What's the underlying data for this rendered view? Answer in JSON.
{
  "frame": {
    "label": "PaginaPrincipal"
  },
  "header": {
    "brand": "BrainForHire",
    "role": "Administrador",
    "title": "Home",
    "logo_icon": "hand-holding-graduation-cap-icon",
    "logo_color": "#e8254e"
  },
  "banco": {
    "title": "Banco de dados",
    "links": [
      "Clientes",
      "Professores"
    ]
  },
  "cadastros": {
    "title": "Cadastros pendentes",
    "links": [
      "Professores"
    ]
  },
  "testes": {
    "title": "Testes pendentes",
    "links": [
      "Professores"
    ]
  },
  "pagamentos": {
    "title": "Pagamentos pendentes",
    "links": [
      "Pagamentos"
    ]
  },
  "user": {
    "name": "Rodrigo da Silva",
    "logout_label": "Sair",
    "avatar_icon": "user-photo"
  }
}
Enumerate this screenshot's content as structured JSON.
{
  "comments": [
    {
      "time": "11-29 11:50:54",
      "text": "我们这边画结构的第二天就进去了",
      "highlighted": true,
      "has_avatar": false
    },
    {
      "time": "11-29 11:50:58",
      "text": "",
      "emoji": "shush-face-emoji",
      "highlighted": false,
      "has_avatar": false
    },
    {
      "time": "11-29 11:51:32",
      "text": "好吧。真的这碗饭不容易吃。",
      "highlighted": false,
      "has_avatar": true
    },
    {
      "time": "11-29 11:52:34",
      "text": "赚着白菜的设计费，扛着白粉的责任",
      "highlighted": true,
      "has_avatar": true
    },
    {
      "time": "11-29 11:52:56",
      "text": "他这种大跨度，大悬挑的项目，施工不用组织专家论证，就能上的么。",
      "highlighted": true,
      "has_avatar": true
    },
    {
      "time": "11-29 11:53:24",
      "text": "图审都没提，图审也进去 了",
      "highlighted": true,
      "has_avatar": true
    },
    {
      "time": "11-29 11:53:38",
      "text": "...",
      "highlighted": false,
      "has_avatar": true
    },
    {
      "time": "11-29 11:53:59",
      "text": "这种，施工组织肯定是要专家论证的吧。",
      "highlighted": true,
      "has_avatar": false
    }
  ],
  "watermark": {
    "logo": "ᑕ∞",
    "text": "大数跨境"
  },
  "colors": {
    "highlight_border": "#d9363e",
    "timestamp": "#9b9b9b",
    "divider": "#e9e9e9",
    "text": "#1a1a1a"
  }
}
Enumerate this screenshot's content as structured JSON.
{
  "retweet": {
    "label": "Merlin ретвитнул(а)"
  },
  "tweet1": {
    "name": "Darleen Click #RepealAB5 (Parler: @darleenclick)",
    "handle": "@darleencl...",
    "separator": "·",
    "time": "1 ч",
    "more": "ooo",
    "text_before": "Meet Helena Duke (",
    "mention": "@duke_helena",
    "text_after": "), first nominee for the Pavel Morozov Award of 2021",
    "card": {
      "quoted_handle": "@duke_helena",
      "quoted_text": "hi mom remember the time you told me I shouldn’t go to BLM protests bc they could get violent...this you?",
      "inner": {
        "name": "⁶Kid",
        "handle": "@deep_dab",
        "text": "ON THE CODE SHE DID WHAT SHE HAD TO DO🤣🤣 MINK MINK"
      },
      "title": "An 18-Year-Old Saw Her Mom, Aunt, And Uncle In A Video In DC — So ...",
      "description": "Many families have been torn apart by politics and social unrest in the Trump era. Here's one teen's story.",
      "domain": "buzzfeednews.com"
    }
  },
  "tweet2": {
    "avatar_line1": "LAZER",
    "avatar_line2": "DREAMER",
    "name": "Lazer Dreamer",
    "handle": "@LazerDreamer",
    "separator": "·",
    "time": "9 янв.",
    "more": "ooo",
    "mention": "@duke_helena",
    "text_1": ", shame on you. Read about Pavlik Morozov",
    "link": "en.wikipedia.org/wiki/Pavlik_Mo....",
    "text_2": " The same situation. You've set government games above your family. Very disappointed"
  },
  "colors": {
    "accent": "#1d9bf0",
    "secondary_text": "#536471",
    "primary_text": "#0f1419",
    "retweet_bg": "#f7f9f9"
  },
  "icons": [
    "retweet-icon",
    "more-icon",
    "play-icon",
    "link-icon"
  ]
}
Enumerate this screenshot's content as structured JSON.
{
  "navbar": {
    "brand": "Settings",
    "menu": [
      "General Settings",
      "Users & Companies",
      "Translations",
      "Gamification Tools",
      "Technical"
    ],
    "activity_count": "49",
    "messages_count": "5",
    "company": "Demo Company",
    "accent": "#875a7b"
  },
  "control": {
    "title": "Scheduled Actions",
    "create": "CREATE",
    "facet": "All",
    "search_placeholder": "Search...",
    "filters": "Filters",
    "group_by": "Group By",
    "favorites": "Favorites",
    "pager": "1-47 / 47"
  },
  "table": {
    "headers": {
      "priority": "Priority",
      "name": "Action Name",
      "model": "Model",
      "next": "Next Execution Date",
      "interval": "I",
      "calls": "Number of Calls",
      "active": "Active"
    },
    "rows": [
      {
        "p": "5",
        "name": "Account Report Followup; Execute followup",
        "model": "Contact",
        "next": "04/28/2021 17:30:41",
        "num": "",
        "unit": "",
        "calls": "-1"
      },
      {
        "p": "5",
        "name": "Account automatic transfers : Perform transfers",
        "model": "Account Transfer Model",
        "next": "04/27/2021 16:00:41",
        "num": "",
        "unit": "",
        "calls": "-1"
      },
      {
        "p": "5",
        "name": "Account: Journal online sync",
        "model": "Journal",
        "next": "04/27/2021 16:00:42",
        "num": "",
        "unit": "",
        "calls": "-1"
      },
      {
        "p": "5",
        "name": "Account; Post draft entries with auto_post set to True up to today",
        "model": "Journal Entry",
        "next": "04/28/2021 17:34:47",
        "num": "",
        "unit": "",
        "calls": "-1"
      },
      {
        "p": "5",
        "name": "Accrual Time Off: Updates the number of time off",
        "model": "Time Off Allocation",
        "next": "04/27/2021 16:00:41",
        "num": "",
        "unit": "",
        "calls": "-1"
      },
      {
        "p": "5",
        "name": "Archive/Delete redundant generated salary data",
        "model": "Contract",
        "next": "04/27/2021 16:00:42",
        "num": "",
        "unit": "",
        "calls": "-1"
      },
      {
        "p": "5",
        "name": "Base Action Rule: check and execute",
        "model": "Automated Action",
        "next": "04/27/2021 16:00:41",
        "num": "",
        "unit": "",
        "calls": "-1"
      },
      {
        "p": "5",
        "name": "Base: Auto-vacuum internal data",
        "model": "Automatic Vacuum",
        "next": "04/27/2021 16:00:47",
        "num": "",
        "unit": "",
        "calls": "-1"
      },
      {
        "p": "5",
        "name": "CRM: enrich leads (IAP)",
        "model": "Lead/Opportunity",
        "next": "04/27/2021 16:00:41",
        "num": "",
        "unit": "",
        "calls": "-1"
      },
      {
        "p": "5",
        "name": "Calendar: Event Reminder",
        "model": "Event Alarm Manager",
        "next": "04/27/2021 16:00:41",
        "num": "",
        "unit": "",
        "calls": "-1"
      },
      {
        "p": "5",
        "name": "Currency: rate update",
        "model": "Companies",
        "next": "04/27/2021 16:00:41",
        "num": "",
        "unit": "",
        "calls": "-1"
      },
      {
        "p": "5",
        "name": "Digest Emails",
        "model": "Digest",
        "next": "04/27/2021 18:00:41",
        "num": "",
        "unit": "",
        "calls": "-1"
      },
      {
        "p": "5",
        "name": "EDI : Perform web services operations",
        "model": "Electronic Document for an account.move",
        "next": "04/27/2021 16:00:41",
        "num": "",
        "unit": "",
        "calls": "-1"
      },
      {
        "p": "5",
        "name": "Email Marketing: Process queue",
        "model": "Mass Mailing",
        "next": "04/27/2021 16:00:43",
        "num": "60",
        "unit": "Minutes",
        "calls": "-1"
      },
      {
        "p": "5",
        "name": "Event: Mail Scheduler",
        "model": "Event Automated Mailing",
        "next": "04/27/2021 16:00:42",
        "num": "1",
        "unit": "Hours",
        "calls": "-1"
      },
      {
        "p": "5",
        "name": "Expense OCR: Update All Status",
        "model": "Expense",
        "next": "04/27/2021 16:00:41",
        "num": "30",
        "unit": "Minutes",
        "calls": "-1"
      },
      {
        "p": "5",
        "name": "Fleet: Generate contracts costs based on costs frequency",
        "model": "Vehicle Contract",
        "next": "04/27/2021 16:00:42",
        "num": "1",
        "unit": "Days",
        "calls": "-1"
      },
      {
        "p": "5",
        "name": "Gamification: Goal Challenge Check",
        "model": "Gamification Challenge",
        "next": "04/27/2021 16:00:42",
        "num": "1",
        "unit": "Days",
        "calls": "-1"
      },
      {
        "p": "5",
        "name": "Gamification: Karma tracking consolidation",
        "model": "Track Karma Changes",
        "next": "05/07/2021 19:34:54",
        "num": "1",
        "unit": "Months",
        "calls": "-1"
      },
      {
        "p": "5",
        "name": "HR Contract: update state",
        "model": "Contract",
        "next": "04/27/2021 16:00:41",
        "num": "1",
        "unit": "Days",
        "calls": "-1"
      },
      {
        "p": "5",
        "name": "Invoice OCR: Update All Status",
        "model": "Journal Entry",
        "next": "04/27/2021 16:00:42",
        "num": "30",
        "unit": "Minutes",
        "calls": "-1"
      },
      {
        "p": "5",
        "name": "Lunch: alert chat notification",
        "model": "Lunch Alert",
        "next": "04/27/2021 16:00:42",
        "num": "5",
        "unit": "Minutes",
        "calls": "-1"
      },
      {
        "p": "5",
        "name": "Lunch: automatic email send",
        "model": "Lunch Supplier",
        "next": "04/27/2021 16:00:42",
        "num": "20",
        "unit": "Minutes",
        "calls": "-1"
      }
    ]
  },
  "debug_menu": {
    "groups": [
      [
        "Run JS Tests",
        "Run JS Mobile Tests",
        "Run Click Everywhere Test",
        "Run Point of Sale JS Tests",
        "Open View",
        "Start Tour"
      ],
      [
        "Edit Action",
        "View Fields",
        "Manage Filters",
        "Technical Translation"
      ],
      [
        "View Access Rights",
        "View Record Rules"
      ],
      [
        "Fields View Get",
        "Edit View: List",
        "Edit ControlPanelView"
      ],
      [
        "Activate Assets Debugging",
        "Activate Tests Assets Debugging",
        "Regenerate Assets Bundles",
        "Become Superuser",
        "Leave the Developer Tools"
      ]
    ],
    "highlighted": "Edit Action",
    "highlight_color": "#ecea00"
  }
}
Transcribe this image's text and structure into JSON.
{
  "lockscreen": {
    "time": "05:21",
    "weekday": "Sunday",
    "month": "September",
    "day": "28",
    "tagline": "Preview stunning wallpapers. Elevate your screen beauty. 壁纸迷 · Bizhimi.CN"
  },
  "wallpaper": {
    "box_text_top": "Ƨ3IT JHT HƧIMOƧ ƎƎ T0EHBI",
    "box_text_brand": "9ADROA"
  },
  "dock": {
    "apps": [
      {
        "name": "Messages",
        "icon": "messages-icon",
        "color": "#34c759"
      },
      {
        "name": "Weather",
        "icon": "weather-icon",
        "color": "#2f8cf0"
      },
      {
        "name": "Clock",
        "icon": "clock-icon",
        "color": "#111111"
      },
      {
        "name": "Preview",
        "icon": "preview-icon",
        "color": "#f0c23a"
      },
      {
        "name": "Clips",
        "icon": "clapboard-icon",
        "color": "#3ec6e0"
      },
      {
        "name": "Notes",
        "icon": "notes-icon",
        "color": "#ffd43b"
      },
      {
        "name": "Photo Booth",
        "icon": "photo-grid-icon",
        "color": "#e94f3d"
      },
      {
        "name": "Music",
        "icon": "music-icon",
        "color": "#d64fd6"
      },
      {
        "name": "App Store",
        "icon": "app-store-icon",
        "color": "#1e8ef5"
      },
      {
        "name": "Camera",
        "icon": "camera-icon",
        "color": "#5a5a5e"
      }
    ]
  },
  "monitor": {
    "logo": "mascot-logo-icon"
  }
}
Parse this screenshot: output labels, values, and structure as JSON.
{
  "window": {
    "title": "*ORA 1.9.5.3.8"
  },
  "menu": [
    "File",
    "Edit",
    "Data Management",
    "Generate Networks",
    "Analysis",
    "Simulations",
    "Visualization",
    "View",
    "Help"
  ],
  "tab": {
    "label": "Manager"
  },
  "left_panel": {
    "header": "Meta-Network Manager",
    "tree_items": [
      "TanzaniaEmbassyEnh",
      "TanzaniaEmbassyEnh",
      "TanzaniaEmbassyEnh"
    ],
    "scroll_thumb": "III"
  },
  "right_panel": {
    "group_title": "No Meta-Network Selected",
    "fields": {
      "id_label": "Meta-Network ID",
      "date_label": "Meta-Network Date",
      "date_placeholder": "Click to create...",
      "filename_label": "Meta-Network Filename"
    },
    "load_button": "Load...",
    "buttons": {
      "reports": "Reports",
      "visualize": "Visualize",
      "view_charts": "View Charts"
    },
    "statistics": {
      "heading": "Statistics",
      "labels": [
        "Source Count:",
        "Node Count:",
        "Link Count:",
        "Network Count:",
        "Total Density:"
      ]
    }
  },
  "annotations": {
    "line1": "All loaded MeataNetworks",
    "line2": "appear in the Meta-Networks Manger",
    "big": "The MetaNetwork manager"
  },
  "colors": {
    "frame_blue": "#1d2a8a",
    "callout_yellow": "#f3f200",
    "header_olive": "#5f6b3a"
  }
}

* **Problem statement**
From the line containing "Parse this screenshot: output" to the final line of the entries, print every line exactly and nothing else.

* **Task answer**
Parse this screenshot: output labels, values, and structure as JSON.
{
  "window": {
    "title": "*ORA 1.9.5.3.8"
  },
  "menu": [
    "File",
    "Edit",
    "Data Management",
    "Generate Networks",
    "Analysis",
    "Simulations",
    "Visualization",
    "View",
    "Help"
  ],
  "tab": {
    "label": "Manager"
  },
  "left_panel": {
    "header": "Meta-Network Manager",
    "tree_items": [
      "TanzaniaEmbassyEnh",
      "TanzaniaEmbassyEnh",
      "TanzaniaEmbassyEnh"
    ],
    "scroll_thumb": "III"
  },
  "right_panel": {
    "group_title": "No Meta-Network Selected",
    "fields": {
      "id_label": "Meta-Network ID",
      "date_label": "Meta-Network Date",
      "date_placeholder": "Click to create...",
      "filename_label": "Meta-Network Filename"
    },
    "load_button": "Load...",
    "buttons": {
      "reports": "Reports",
      "visualize": "Visualize",
      "view_charts": "View Charts"
    },
    "statistics": {
      "heading": "Statistics",
      "labels": [
        "Source Count:",
        "Node Count:",
        "Link Count:",
        "Network Count:",
        "Total Density:"
      ]
    }
  },
  "annotations": {
    "line1": "All loaded MeataNetworks",
    "line2": "appear in the Meta-Networks Manger",
    "big": "The MetaNetwork manager"
  },
  "colors": {
    "frame_blue": "#1d2a8a",
    "callout_yellow": "#f3f200",
    "header_olive": "#5f6b3a"
  }
}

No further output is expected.